What's the article about?
- It analyses the recently notified a new set of e-waste rules by the Ministry of Environment and Forests.
- GS2: Government Policies and Interventions for Development in various sectors and Issues arising out of their Design and Implementation;
- GS3: Environment;
- In November 2022, the Ministry of Environment and Forests notified a new set of e-waste rules, which will come into force from April 1, 2023.
- These rules will replace E-waste (Management) Rules, 2016 and will be effective from 1st April, 2023.
The salient feature of new rules is as under:
- Applicable to every manufacturer, producer, refurbisher, dismantler and recycler. (Stakeholders)
- All the manufacturers, producers, refurbishers and recyclers are required to register on a portal developed by CPCB.
- No entity shall carry out any business without registration and also not deal with any unregistered entity. (no informal sector allowed)
- Authorization has now been replaced by Registration through online portal and only manufacturer, producer, refurbisher and recycler require Registration.
- Management of solar PV modules /panels/ cells added in new rules.
- The quantity recycled will be computed on the basis of end products, so as to avoid any false claim.
- Provision for generation and transaction of EPR Certificate has been introduced.
- Provisions for environment compensation and verification & audit have been introduced.
- Provision for constitution of Steering Committee to oversee the overall implementation of these rules.
- Registration requirement:

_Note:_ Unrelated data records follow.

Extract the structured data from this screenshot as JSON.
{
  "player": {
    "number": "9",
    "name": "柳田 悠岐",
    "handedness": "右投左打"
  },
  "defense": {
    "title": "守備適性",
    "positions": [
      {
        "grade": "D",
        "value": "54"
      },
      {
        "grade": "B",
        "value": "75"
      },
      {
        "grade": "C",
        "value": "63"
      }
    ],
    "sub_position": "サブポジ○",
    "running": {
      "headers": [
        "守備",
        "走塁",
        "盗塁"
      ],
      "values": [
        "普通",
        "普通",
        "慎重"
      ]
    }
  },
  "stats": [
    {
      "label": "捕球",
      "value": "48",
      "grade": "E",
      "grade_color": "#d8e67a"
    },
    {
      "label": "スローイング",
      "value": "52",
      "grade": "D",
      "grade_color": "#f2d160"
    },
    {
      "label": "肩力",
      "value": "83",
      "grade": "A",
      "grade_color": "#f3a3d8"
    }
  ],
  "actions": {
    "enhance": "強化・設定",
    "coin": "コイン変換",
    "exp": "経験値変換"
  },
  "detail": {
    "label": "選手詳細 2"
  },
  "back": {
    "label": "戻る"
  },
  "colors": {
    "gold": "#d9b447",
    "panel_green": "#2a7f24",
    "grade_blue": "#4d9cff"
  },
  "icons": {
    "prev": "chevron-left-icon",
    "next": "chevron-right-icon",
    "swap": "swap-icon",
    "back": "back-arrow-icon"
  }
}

- Unlike earlier rules, now all stakeholders must register with the CPCB. But a weak monitoring system and a lack of transparency results in inadequacy in compliance.
- Most of the ‘refurbishers’ or the ‘repair shops’ operating in Delhi are not authorised under the Central Pollution Control Board of India.
- Further, many formal recyclers undertake activities only up to the pre-processing or segregation stage, and thereafter channelise e-waste to the informal sector, which is a pure violation of law.
- A ‘digitalized systems approach’, introduced in the new rules (2022), may now address these challenges.
- Standardising the e-waste value chain through a common digital ‘portal’ may ensure transparency and is crucial to reduce the frequency of ‘paper trading’ or ‘false trail’, i.e., a practice of falsely revealing 100% collection on paper while collecting and/or weighing ‘scrap’ to meet targets.
- Inadequate provision for recovery:
- Two important stages of ‘efficient’ e-waste recycling are ‘component recovery’ and ‘residual disposal’.
- The rules briefly touch upon the two aspects, but do not clearly state the requirement for ensuring the ‘recovery tangent’.
- Dismantling of PROs:
- The new notification does away with PRO and dismantlers and vests all the responsibility of recycling with authorised recyclers; they will have to collect a quantity of waste, recycle them and generate digital certificates through the portal.
- This move seems to be a bit myopic and can cause initial turbulence, where the informal channels may try and seek benefits from.
- PROs acted as an intermediary between producers and formal recyclers by bidding for contracts from producers and arranging for ‘certified and authorised’ recycling.
- Fresh challenges might emerge as companies are no longer required to engage with PROs and dismantlers, who partially ensured ‘double verification’ in terms of quantity and quality of recycling.
- Informal sector left out:
- The informal sector is the ‘face’ of e-waste disposal in India as 95% of e-waste is channelised to the sector. Therefore, they also hold immense potential to improve the state of e-waste management. But these new rules do not recognise them.
- Case study:
- ‘Karo Sambhav’, a Delhi-based PRO, has integrated informal aggregators in its collection mechanism.
- Through this initiative, e-waste is entered in a safe and structured system and the informal sector also has an advantage in terms of financial and legal security.
- As per statistics available in public domain, India is the third largest generator of e-waste after China and USA.
- Though these new rules have some shortcomings, they are sure a step forward.
- Lack of awareness and information about the existence of any such rule among customers is one of the major challenges that needs special attention.